How do you expect the near-bed concentrations to change if you increase the settling velocities by a factor of 10? Change the settling velocities in the WMT for size classes 0 and 1, and resubmit the job. Then download the new results and plot the near bed concentrations.
Resuspension and Rouse Number
Sediment suspension depends on turbulent diffusion overpowering settling. The shear velocity of a flow provides a scale for the turbulent diffusion, and the shear velocity, u* , is defined as
u* = √(τb/ρ);
where τb is the bed shear stress, and ρ is the fluid density. For sediment to be suspended, the ratio of settling velocity over shear velocity must be low (less than about 1). This is often expressed as the Rouse Number, defined as
P = ws/( κ u* )

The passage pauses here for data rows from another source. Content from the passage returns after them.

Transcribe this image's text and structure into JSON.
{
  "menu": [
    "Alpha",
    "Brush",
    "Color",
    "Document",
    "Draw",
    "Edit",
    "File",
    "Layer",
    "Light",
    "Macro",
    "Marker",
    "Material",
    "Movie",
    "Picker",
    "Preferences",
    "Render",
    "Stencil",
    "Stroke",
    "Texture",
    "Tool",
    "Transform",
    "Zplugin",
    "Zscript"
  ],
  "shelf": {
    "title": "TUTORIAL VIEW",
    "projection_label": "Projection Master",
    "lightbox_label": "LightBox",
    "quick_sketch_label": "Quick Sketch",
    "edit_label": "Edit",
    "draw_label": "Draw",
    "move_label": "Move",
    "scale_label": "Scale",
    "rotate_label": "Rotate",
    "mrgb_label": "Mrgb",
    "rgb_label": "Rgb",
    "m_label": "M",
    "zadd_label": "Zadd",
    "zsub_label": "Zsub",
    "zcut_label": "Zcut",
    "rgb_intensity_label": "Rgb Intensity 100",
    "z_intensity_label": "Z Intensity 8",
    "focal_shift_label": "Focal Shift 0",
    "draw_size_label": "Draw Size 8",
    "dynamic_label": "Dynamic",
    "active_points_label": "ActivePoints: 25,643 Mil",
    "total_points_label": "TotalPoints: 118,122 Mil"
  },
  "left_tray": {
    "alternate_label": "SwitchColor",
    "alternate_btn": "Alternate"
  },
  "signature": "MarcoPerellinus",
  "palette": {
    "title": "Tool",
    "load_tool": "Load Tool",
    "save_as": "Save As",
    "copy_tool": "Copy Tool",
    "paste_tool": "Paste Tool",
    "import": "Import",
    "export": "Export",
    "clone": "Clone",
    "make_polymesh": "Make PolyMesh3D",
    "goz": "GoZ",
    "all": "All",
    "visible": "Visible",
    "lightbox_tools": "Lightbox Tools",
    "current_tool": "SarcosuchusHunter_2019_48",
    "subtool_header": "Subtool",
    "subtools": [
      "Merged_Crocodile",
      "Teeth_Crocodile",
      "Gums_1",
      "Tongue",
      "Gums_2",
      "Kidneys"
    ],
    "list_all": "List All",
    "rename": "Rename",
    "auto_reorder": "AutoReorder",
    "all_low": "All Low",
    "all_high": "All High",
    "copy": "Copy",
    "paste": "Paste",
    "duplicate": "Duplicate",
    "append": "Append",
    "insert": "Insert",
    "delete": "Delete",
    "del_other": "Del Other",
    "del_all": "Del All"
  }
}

where κ is von Karman’s constant (κ= 0.408). Sediment can be suspended when P < 2.5.
Calculate the Rouse Numbers for the sediment classes in the base case. To do this you will first need to find the bed shear stress from the model output file. ROMS stores the bed shear stress as a vector having components in both the x- and the y-directions, with the variable names for this implementation being τb,x = “bustrcwmax” and τb,y = “bvstrcwmax”. Pull the bed stress variables out of the netcdf output file, these will be two-dimensional in space, and time dependent. Calculate the magnitude of the stress vector at the last time step τb = √(τb,x2 + τb,y2). Where on the continental shelf is bed stress high?
Now: calculate the Rouse number for the two sediment size classes that are delivered by the river. Given the way that the Rouse numbers change with water depth, where on the continental shelf do you expect sediment to be most easily suspended?
Critical Shear Stress
Another important hydrodynamic property of sediment is its “critical shear stress”, τcr. This defines the threshold where the drag exerted by the fluid on the seabed moves sediment. Like settling velocity, the critical shear stress depends on grain size, density, shape of the particle, among other factors. In general, larger more dense sediment particles have higher critical shear stresses. Researchers generally use curves that are based on empirical data to estimate the critical shear stress of sediment; the curve below, based on Miller et al. (1977) relates the diameter of quartz –density sediment grains to the critical shear velocity (u* in the figure), and critical shear stress (τo in the figure).
Based on the shear velocities calculated previously, and the Miller et al. (1977) plot, what sediment grain diameter could be mobilized for the base case at a water depth of 20 m?
The critical shear stresses assumed in the base case for the sediment delivered by the river was 0.04 Pa and 0.14 Pa. Compared to the bed shear stresses calculated above, at what water depths would the flows in the base case be sufficient to mobilize these sediments?
How do you expect sediment deposition to depend on critical shear stress for erosion? Decrease the critical shear stresses used in the base case for sediment types 0 and 1, and re-run the model. Plot the results for sediment deposition of each size class for the base case, and the reduced – critical shear stress models to test your ideas.
- Warner, Sherwood, Signell, Harris, and Arango, 2008 "Development of a three-dimensional, regional, coupled wave, current, and sediment-transport model", Computers & Geosciences.
- Threshold of sediment motion under unidirectional currents, M. C. Miller, I. N. McCave, P. D. Komar, Sedimentology (1977) 24, 507-527.
- Hill, P.S., McCave, I.N., 2001. Suspended particle transport in benthic boundary layers. In: Boudreau, B.P., Jorgensen, B.B.(Eds.), The Benthic Boundary Layer. Oxford University Press, pp. 78–103.